paramount pictures presents

Alliteration aside, my paramount question is this: why the hell can’t we make that “new year’s resolution” whenever we want? Why not on July 18? Or September 4? Or February 27? Why do we need to set aside a universally accepted specific date and time to decide to change something about ourselves? To me, a new year’s resolution is tantamount to saying “I’m too weak to do this on my own, so I’m going to wait until everyone else does it to [start getting in shape.]” [insert other resolution that will also be given up in same amount of time] This is evidenced in the afore-mentioned statistic.

hope

The primary reason people make resolutions at the start of the new year boils down to this one powerful word: hope. Someone hopes they can kick their habit. Someone hopes they can lose the tire belly by spring break. Someone hopes they can spend more time with their kids. And what better divide between the old and the new than the completion of one revolution around a G2V star? I mean, right?

Hope is the foundation of a functioning society – our desire, nay our need, for change. This is why we have celebrations year in and year out. Birthdays, anniversaries, 525,600-minute divisions, etc. If we, as a collective entity, hope that things can improve, or that we can change for the better, or that we can accomplish our goals, then we can make it happen. Without hope, society would be resigned to cynicism, apathy and probably a touch of anarchy.

Hope is why people vote.
Hope is why people get out of bed in the morning.
Hope is why people head to that job they hate to work for that boss they don’t like.
Hope is why people love.
Hope is why people war.
Hope is why we dream more in the light of day than in the silence of night.

the implications of hope

But in saying hope, what does that imply? Does it not imply dissatisfaction with our current situation? An “if only things were a little bit better” mentality? In hoping, are we merely resigning ourselves to the status quo, allowing us to say “it is what it is” for a time until things [hopefully] change?

Is hope, in and of itself, a weakness?

Hope can be both a strength and a weakness.

If we can’t hope for something better, where is the motivation to progress as a human being? To drive for a goal, even if that goal is to live without goals? Hope may very well be the first step toward anything worthwhile.

On the flip side of that coin, hope can incapacitate us if it doesn’t come coupled with necessary action. Sure, I can hope that I’ll one day write a best-selling novel. That statement, in and of itself, sounds pathetic. And ONLY because it does not imply action. If I hope for it, I have to take action. I have to sit down and fill those blank pages with my chicken scratch for hours on end.

your time

I think too many people pair hope and stagnation, albeit unconsciously. I know I have with a fair amount of my own goals. Take a nice long introspective look and see if you’re doing the same. Maybe some of the things you’re hoping for aren’t what you really want or can reasonably accomplish, given circumstance and time. “So many things to do, so little time.”
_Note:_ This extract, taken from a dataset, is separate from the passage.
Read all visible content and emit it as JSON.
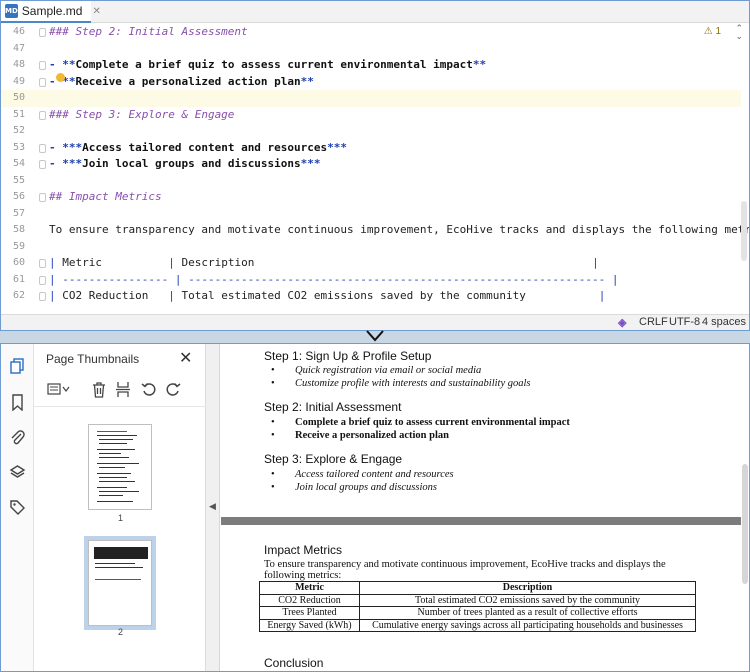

So no, New Year’s resolutions are not for the weak-minded as I have believed for quite some time. That’s taking it all at face value. But don’t be afraid to make that resolution on your own time, not based on earth’s revolution around the sun.

And if you’re part of that 80%, get your shit together and stop just hoping. Act.